- [Work order] Please return all records verbatim, no pictures.

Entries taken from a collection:
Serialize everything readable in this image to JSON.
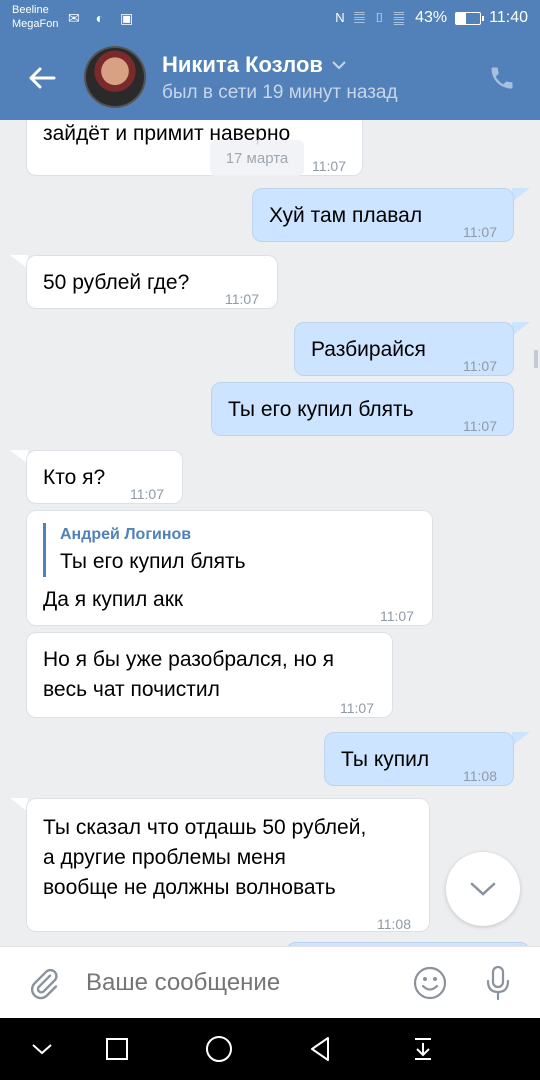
{
  "status_bar": {
    "carrier1": "Beeline",
    "carrier2": "MegaFon",
    "left_icons": "✉ ◐ ▣",
    "icons": "N 𝄚 ▯ 𝄛",
    "battery_percent": "43%",
    "battery_level": 0.43,
    "time": "11:40"
  },
  "header": {
    "contact_name": "Никита Козлов",
    "status": "был в сети 19 минут назад",
    "back_icon": "arrow-left-icon",
    "call_icon": "phone-icon",
    "dropdown_icon": "chevron-down-icon"
  },
  "messages": [
    {
      "dir": "in",
      "text": "зайдёт и примит наверно",
      "time": "11:07"
    },
    {
      "dir": "out",
      "text": "Хуй там плавал",
      "time": "11:07"
    },
    {
      "dir": "in",
      "text": "50 рублей где?",
      "time": "11:07"
    },
    {
      "dir": "out",
      "text": "Разбирайся",
      "time": "11:07"
    },
    {
      "dir": "out",
      "text": "Ты его купил блять",
      "time": "11:07"
    },
    {
      "dir": "in",
      "text": "Кто я?",
      "time": "11:07"
    },
    {
      "dir": "in",
      "quote_author": "Андрей Логинов",
      "quote_text": "Ты его купил блять",
      "text": "Да я купил акк",
      "time": "11:07"
    },
    {
      "dir": "in",
      "lines": [
        "Но я бы уже разобрался, но я",
        "весь чат почистил"
      ],
      "time": "11:07"
    },
    {
      "dir": "out",
      "text": "Ты купил",
      "time": "11:08"
    },
    {
      "dir": "in",
      "lines": [
        "Ты сказал что отдашь 50 рублей,",
        "а другие проблемы меня",
        "вообще не должны волновать"
      ],
      "time": "11:08"
    }
  ],
  "date_badge": "17 марта",
  "input": {
    "placeholder": "Ваше сообщение",
    "attach_icon": "paperclip-icon",
    "emoji_icon": "smiley-icon",
    "mic_icon": "microphone-icon"
  },
  "colors": {
    "header_bg": "#5181b8",
    "chat_bg": "#edeef0",
    "out_bubble": "#cce4ff",
    "in_bubble": "#ffffff",
    "time_text": "#8f9aa6"
  },
  "nav": {
    "icons": [
      "chevron-down-icon",
      "recents-square-icon",
      "home-circle-icon",
      "back-triangle-icon",
      "notification-pull-icon"
    ]
  }
}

- [Reply]
Serialize everything readable in this image to JSON.
{
  "status_bar": {
    "carrier1": "Beeline",
    "carrier2": "MegaFon",
    "left_icons": "✉ ◐ ▣",
    "icons": "N 𝄚 ▯ 𝄛",
    "battery_percent": "43%",
    "battery_level": 0.43,
    "time": "11:40"
  },
  "header": {
    "contact_name": "Никита Козлов",
    "status": "был в сети 19 минут назад",
    "back_icon": "arrow-left-icon",
    "call_icon": "phone-icon",
    "dropdown_icon": "chevron-down-icon"
  },
  "messages": [
    {
      "dir": "in",
      "text": "зайдёт и примит наверно",
      "time": "11:07"
    },
    {
      "dir": "out",
      "text": "Хуй там плавал",
      "time": "11:07"
    },
    {
      "dir": "in",
      "text": "50 рублей где?",
      "time": "11:07"
    },
    {
      "dir": "out",
      "text": "Разбирайся",
      "time": "11:07"
    },
    {
      "dir": "out",
      "text": "Ты его купил блять",
      "time": "11:07"
    },
    {
      "dir": "in",
      "text": "Кто я?",
      "time": "11:07"
    },
    {
      "dir": "in",
      "quote_author": "Андрей Логинов",
      "quote_text": "Ты его купил блять",
      "text": "Да я купил акк",
      "time": "11:07"
    },
    {
      "dir": "in",
      "lines": [
        "Но я бы уже разобрался, но я",
        "весь чат почистил"
      ],
      "time": "11:07"
    },
    {
      "dir": "out",
      "text": "Ты купил",
      "time": "11:08"
    },
    {
      "dir": "in",
      "lines": [
        "Ты сказал что отдашь 50 рублей,",
        "а другие проблемы меня",
        "вообще не должны волновать"
      ],
      "time": "11:08"
    }
  ],
  "date_badge": "17 марта",
  "input": {
    "placeholder": "Ваше сообщение",
    "attach_icon": "paperclip-icon",
    "emoji_icon": "smiley-icon",
    "mic_icon": "microphone-icon"
  },
  "colors": {
    "header_bg": "#5181b8",
    "chat_bg": "#edeef0",
    "out_bubble": "#cce4ff",
    "in_bubble": "#ffffff",
    "time_text": "#8f9aa6"
  },
  "nav": {
    "icons": [
      "chevron-down-icon",
      "recents-square-icon",
      "home-circle-icon",
      "back-triangle-icon",
      "notification-pull-icon"
    ]
  }
}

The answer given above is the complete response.